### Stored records

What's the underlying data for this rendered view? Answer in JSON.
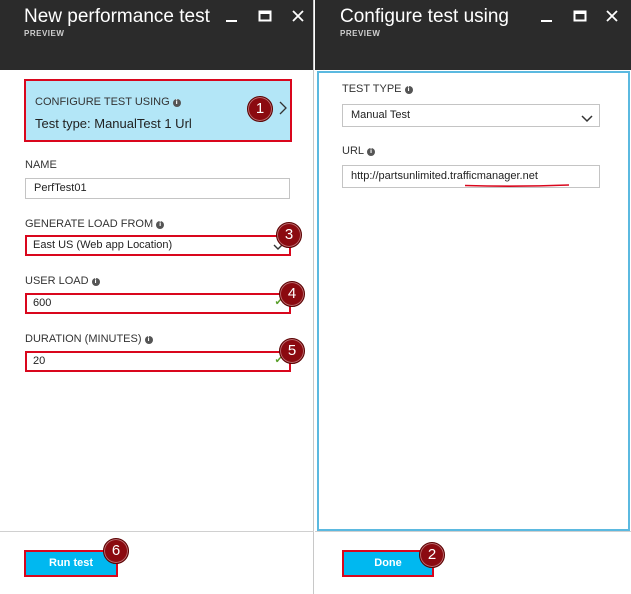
{
  "left_blade": {
    "title": "New performance test",
    "subtitle": "PREVIEW",
    "config_card": {
      "title": "CONFIGURE TEST USING",
      "value": "Test type: ManualTest 1 Url"
    },
    "name": {
      "label": "NAME",
      "value": "PerfTest01"
    },
    "load_from": {
      "label": "GENERATE LOAD FROM",
      "value": "East US (Web app Location)"
    },
    "user_load": {
      "label": "USER LOAD",
      "value": "600"
    },
    "duration": {
      "label": "DURATION (MINUTES)",
      "value": "20"
    },
    "run_button": "Run test"
  },
  "right_blade": {
    "title": "Configure test using",
    "subtitle": "PREVIEW",
    "test_type": {
      "label": "TEST TYPE",
      "value": "Manual Test"
    },
    "url": {
      "label": "URL",
      "value": "http://partsunlimited.trafficmanager.net"
    },
    "done_button": "Done"
  },
  "annotations": [
    "1",
    "2",
    "3",
    "4",
    "5",
    "6"
  ],
  "colors": {
    "header_bg": "#2b2b2b",
    "highlight_red": "#d9071d",
    "badge": "#8b0a10",
    "card_bg": "#b3e6f7",
    "button_bg": "#00b8f0",
    "pane_border": "#5bb9e0",
    "check": "#5aa02c"
  },
  "icons": [
    "minimize-icon",
    "maximize-icon",
    "close-icon",
    "info-icon",
    "chevron-right-icon",
    "chevron-down-icon",
    "check-icon"
  ]
}
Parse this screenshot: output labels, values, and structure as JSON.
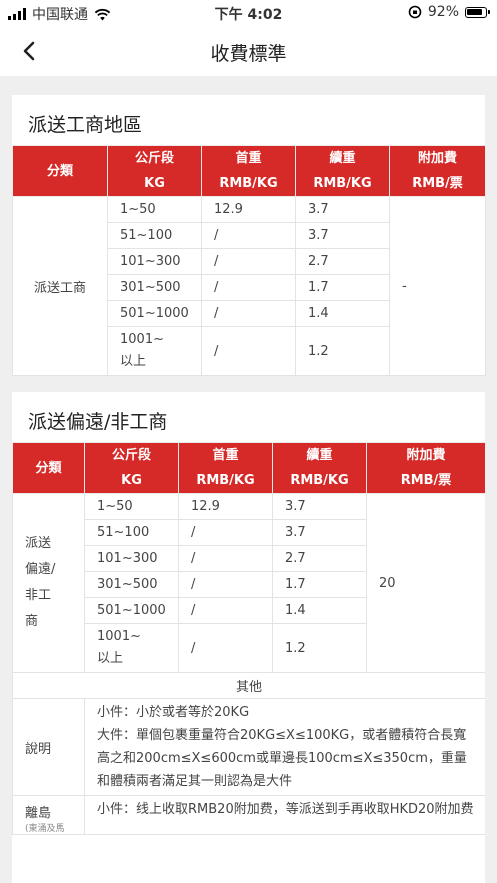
{
  "status_bar": {
    "carrier": "中国联通",
    "time": "下午 4:02",
    "battery": "92%"
  },
  "nav": {
    "title": "收費標準"
  },
  "headers": {
    "category": "分類",
    "weight_range_1": "公斤段",
    "weight_range_2": "KG",
    "first_weight_1": "首重",
    "first_weight_2": "RMB/KG",
    "continued_weight_1": "續重",
    "continued_weight_2": "RMB/KG",
    "surcharge_1": "附加費",
    "surcharge_2": "RMB/票"
  },
  "section1": {
    "title": "派送工商地區",
    "category": "派送工商",
    "surcharge": "-",
    "rows": [
      {
        "range": "1~50",
        "first": "12.9",
        "cont": "3.7"
      },
      {
        "range": "51~100",
        "first": "/",
        "cont": "3.7"
      },
      {
        "range": "101~300",
        "first": "/",
        "cont": "2.7"
      },
      {
        "range": "301~500",
        "first": "/",
        "cont": "1.7"
      },
      {
        "range": "501~1000",
        "first": "/",
        "cont": "1.4"
      },
      {
        "range": "1001~以上",
        "first": "/",
        "cont": "1.2"
      }
    ]
  },
  "section2": {
    "title": "派送偏遠/非工商",
    "category": "派送偏遠/非工商",
    "surcharge": "20",
    "rows": [
      {
        "range": "1~50",
        "first": "12.9",
        "cont": "3.7"
      },
      {
        "range": "51~100",
        "first": "/",
        "cont": "3.7"
      },
      {
        "range": "101~300",
        "first": "/",
        "cont": "2.7"
      },
      {
        "range": "301~500",
        "first": "/",
        "cont": "1.7"
      },
      {
        "range": "501~1000",
        "first": "/",
        "cont": "1.4"
      },
      {
        "range": "1001~以上",
        "first": "/",
        "cont": "1.2"
      }
    ],
    "other_header": "其他",
    "notes": [
      {
        "label": "說明",
        "lines": [
          "小件：小於或者等於20KG",
          "大件：單個包裹重量符合20KG≤X≤100KG，或者體積符合長寬高之和200cm≤X≤600cm或單邊長100cm≤X≤350cm，重量和體積兩者滿足其一則認為是大件"
        ]
      },
      {
        "label": "離島",
        "sublabel": "(東涌及馬",
        "lines": [
          "小件：线上收取RMB20附加费，等派送到手再收取HKD20附加费"
        ]
      }
    ]
  }
}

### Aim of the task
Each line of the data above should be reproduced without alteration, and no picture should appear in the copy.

### Result
What's the underlying data for this rendered view? Answer in JSON.
{
  "left_blade": {
    "title": "New performance test",
    "subtitle": "PREVIEW",
    "config_card": {
      "title": "CONFIGURE TEST USING",
      "value": "Test type: ManualTest 1 Url"
    },
    "name": {
      "label": "NAME",
      "value": "PerfTest01"
    },
    "load_from": {
      "label": "GENERATE LOAD FROM",
      "value": "East US (Web app Location)"
    },
    "user_load": {
      "label": "USER LOAD",
      "value": "600"
    },
    "duration": {
      "label": "DURATION (MINUTES)",
      "value": "20"
    },
    "run_button": "Run test"
  },
  "right_blade": {
    "title": "Configure test using",
    "subtitle": "PREVIEW",
    "test_type": {
      "label": "TEST TYPE",
      "value": "Manual Test"
    },
    "url": {
      "label": "URL",
      "value": "http://partsunlimited.trafficmanager.net"
    },
    "done_button": "Done"
  },
  "annotations": [
    "1",
    "2",
    "3",
    "4",
    "5",
    "6"
  ],
  "colors": {
    "header_bg": "#2b2b2b",
    "highlight_red": "#d9071d",
    "badge": "#8b0a10",
    "card_bg": "#b3e6f7",
    "button_bg": "#00b8f0",
    "pane_border": "#5bb9e0",
    "check": "#5aa02c"
  },
  "icons": [
    "minimize-icon",
    "maximize-icon",
    "close-icon",
    "info-icon",
    "chevron-right-icon",
    "chevron-down-icon",
    "check-icon"
  ]
}
Parse this screenshot: output labels, values, and structure as JSON.
{
  "status_bar": {
    "carrier": "中国联通",
    "time": "下午 4:02",
    "battery": "92%"
  },
  "nav": {
    "title": "收費標準"
  },
  "headers": {
    "category": "分類",
    "weight_range_1": "公斤段",
    "weight_range_2": "KG",
    "first_weight_1": "首重",
    "first_weight_2": "RMB/KG",
    "continued_weight_1": "續重",
    "continued_weight_2": "RMB/KG",
    "surcharge_1": "附加費",
    "surcharge_2": "RMB/票"
  },
  "section1": {
    "title": "派送工商地區",
    "category": "派送工商",
    "surcharge": "-",
    "rows": [
      {
        "range": "1~50",
        "first": "12.9",
        "cont": "3.7"
      },
      {
        "range": "51~100",
        "first": "/",
        "cont": "3.7"
      },
      {
        "range": "101~300",
        "first": "/",
        "cont": "2.7"
      },
      {
        "range": "301~500",
        "first": "/",
        "cont": "1.7"
      },
      {
        "range": "501~1000",
        "first": "/",
        "cont": "1.4"
      },
      {
        "range": "1001~以上",
        "first": "/",
        "cont": "1.2"
      }
    ]
  },
  "section2": {
    "title": "派送偏遠/非工商",
    "category": "派送偏遠/非工商",
    "surcharge": "20",
    "rows": [
      {
        "range": "1~50",
        "first": "12.9",
        "cont": "3.7"
      },
      {
        "range": "51~100",
        "first": "/",
        "cont": "3.7"
      },
      {
        "range": "101~300",
        "first": "/",
        "cont": "2.7"
      },
      {
        "range": "301~500",
        "first": "/",
        "cont": "1.7"
      },
      {
        "range": "501~1000",
        "first": "/",
        "cont": "1.4"
      },
      {
        "range": "1001~以上",
        "first": "/",
        "cont": "1.2"
      }
    ],
    "other_header": "其他",
    "notes": [
      {
        "label": "說明",
        "lines": [
          "小件：小於或者等於20KG",
          "大件：單個包裹重量符合20KG≤X≤100KG，或者體積符合長寬高之和200cm≤X≤600cm或單邊長100cm≤X≤350cm，重量和體積兩者滿足其一則認為是大件"
        ]
      },
      {
        "label": "離島",
        "sublabel": "(東涌及馬",
        "lines": [
          "小件：线上收取RMB20附加费，等派送到手再收取HKD20附加费"
        ]
      }
    ]
  }
}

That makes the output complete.